Prevention through identifying risk factors and health promotion to address these is becoming standard practice, for example in programs supporting patients to stop smoking. However, some risk factors such as sexual behaviour, cannot be easily assessed, are more difficult to measure and less likely to be recorded. Potentially risky sexual behaviour is sensitive information which is more difficult to classify as present or absent, but is still important in assessing a person’s overall health risk. Previous research indicates that although patients prefer to discuss sexual health issues with GPs compared to other healthcare workers, patients often wait for a sign from their GPs before discussing this intimate subject whereas GPs usually wait for a sign from the patient.
This was confirmed in a recently study, ‘Collecting and registering sexual health information in the context of HIV risk in the electronic medical record of general practitioners: a qualitative exploration of the preference of general practitioners in urban communities in Flanders (Belgium)‘, published in Primary Care Research and Development, with lead author Jolien Vos, who is a graduate research assistant at CaHRU. The study team interviewed 13 GPs in Flanders (Belgium) who had experience with HIV patients. The interviews explored what GPs considered to be ‘risk factors’ in terms of sexually risky behaviour as well as how they collected, discussed and registered this information.

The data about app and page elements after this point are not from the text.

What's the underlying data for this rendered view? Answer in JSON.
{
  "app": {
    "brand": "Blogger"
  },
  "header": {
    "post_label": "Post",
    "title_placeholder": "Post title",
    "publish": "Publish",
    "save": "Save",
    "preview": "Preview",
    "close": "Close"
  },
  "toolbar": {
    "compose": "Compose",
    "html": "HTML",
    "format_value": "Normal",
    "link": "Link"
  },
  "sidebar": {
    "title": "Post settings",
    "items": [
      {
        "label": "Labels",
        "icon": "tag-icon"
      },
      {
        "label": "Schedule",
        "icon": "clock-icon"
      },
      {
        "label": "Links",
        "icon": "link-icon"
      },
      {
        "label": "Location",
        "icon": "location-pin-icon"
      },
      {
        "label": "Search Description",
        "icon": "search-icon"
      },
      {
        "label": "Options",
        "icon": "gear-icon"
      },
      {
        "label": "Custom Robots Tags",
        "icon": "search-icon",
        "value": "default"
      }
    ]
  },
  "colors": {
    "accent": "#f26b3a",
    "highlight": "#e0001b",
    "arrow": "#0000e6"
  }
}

The study revealed that although participating GPs said that they felt comfortable discussing sexual health with patients, they assumed that patients would not feel at ease with this. GPs felt that waiting for the patient to initiate the discussion would mean that it would only take place when a problem had already occurred. Sexual orientation was often seen as an indicator for GPs to be cautious when enquiring about sexual risk behaviour. The GPs emphasised the importance of discussing sexual health and the need for guidance on recording information sexual risky behaviour more systematically, to support continuity of care while maintaining privacy of sensitive patient data in a country where patients are free to move GP and general practices are becoming more multidisciplinary.